%%

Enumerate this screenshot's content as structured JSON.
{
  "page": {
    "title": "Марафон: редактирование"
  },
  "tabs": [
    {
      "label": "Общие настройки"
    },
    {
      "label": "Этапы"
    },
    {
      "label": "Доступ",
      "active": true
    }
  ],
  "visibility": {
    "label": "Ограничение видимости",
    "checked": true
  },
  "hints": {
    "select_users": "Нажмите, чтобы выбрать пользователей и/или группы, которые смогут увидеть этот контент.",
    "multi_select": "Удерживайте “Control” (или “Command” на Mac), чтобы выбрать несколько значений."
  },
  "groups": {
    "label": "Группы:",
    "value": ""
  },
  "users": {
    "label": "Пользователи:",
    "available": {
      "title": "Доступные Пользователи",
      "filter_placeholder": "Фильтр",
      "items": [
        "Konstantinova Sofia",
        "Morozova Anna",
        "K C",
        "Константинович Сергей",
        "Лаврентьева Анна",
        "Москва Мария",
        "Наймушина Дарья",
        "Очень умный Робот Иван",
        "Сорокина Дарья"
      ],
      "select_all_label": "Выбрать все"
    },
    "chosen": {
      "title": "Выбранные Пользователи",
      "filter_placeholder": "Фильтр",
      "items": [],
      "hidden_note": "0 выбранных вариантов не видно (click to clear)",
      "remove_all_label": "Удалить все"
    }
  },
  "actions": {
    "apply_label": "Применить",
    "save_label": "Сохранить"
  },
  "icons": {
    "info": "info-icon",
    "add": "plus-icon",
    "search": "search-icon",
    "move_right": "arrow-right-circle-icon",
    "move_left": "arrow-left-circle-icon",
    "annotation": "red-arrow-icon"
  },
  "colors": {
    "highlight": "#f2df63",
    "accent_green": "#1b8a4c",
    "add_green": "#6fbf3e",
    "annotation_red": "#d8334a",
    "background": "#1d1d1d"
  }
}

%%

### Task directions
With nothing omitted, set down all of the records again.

### Expected answer
Enumerate this screenshot's content as structured JSON.
{
  "page": {
    "title": "Марафон: редактирование"
  },
  "tabs": [
    {
      "label": "Общие настройки"
    },
    {
      "label": "Этапы"
    },
    {
      "label": "Доступ",
      "active": true
    }
  ],
  "visibility": {
    "label": "Ограничение видимости",
    "checked": true
  },
  "hints": {
    "select_users": "Нажмите, чтобы выбрать пользователей и/или группы, которые смогут увидеть этот контент.",
    "multi_select": "Удерживайте “Control” (или “Command” на Mac), чтобы выбрать несколько значений."
  },
  "groups": {
    "label": "Группы:",
    "value": ""
  },
  "users": {
    "label": "Пользователи:",
    "available": {
      "title": "Доступные Пользователи",
      "filter_placeholder": "Фильтр",
      "items": [
        "Konstantinova Sofia",
        "Morozova Anna",
        "K C",
        "Константинович Сергей",
        "Лаврентьева Анна",
        "Москва Мария",
        "Наймушина Дарья",
        "Очень умный Робот Иван",
        "Сорокина Дарья"
      ],
      "select_all_label": "Выбрать все"
    },
    "chosen": {
      "title": "Выбранные Пользователи",
      "filter_placeholder": "Фильтр",
      "items": [],
      "hidden_note": "0 выбранных вариантов не видно (click to clear)",
      "remove_all_label": "Удалить все"
    }
  },
  "actions": {
    "apply_label": "Применить",
    "save_label": "Сохранить"
  },
  "icons": {
    "info": "info-icon",
    "add": "plus-icon",
    "search": "search-icon",
    "move_right": "arrow-right-circle-icon",
    "move_left": "arrow-left-circle-icon",
    "annotation": "red-arrow-icon"
  },
  "colors": {
    "highlight": "#f2df63",
    "accent_green": "#1b8a4c",
    "add_green": "#6fbf3e",
    "annotation_red": "#d8334a",
    "background": "#1d1d1d"
  }
}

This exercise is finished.